Then this is the point where you will need to do the editing of the xml file to hide the fact that you are running Windows in a VM. We can also do the CPU pinning while we are in there if you want. What CPU is the host running on?

Shut down the VM, and on the host run sudo virsh edit [VM name]

I’ll get an example from my setup in a minute.



Thank you


Actually, before you run the virsh command, lets set and check a couple things in the VM settings in Virtual Machine Manager.

Under CPUs, allocate 4, then under Topology check the box and do 1 socket, 2 cores, 2 threads.

Under Overview does it say the Firmware is ‘UEFI…’, and the Chipset ‘Q35’?


Firmware - Bios

Chipset i440FX


Setting up a new VM with those settings you’ve recommended.


You’re going to need those changed to UEFI and Q35. The only (easy) way that I know of is deleting the VM and making it again, but on the very last step check the box to make additional changes. You probably can do in in the xml, but I don’t really know if it will work properly.

You can add the VM image as your storage instead of making a new one.

Then just do the CPU stuff, and I’ll get the example pinning and hiding from my setup in a bit.


One big one for Intel CPUs is adding nopti to your /etc/default/grub

It’s a tradeoff between security and performance, but it’s noticeable with NVMe SSDs on Intel when used in passthrough.


Alright, so when you do virsh edit [vm name] you’ll see the xml config for you VM.

This is vi or vim, which I am definitely not an expert with. Basically you need to enter insert mode by pressing i. You press esc to exit insert mode. You press :wq to save and exit virsh.

Under the line <vcpu placement='static'>4</vcpu>, copy/paste this:

    <vcpupin vcpu='0' cpuset='2'/>
    <vcpupin vcpu='1' cpuset='3'/>
    <vcpupin vcpu='2' cpuset='6'/>
    <vcpupin vcpu='3' cpuset='7'/>

This may change based on what CPU you have. Mine is 4 core, 8 thread, so I give the VM two physical cores and their corresponding threads.

Then, for the hiding part, under features you should see a couple lines for acpi and apic. Under those add this:

      <hidden state='on'/>

You can also delete anything related to ‘hyperv’ and anything else that looks like it’s related to virtual machine stuff. The spot where you put in the above section has a hyperv section. Just delete that. There’s also a timer in the clock section that needs to be removed.

Also, back in the VM setup in Virtual Machine Manager under CPUs, make sure you have the model set to ‘host-passthrough’. You’ll probably have to type that in.

That should give you a good start. Any other questions just ask.


I came across these ‘virtio’ driver for windows. Would you recommend using them or just leaving them alone?


You can try it. You need to get the virtio driver image and add it to the VM as a CDROM. You’d use it for the main storage image that you install Windows to, so you’d have to set the bus as virtio before installing Windows and use the drivers at install time.

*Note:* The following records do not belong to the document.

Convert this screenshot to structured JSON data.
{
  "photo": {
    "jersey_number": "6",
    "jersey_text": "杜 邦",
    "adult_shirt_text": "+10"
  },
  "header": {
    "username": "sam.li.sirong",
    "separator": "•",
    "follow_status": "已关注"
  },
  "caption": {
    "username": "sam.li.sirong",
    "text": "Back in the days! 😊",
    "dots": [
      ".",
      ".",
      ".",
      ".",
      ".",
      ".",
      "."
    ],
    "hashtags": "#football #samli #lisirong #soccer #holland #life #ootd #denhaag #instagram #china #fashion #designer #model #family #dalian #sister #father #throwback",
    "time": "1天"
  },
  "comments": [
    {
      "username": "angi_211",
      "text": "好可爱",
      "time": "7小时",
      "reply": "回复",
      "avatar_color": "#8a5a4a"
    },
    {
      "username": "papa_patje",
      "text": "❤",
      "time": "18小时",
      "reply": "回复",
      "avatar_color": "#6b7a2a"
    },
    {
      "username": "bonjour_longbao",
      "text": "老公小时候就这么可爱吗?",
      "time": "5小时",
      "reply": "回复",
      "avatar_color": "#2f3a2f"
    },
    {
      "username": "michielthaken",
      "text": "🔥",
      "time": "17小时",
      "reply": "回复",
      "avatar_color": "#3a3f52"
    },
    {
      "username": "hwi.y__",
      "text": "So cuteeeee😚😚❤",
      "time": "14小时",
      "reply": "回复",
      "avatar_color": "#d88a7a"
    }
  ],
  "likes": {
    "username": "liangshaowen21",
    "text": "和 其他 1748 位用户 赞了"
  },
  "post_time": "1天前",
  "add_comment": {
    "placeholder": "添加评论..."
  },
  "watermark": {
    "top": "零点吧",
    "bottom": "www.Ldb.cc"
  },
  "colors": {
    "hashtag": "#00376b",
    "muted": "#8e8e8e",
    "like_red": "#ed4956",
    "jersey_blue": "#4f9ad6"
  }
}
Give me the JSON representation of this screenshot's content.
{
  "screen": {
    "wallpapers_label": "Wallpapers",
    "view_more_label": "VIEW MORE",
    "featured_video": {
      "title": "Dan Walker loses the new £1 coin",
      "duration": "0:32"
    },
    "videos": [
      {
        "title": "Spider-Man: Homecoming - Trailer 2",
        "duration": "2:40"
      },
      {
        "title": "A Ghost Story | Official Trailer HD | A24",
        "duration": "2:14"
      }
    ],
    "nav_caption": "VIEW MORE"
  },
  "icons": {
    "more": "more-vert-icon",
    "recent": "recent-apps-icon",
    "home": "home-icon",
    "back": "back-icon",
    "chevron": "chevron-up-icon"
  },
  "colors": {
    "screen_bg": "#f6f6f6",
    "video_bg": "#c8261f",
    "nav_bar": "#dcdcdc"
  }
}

Speed is “supposed” to be better with virtio, but I just used SATA and left it. I didn’t notice any difference.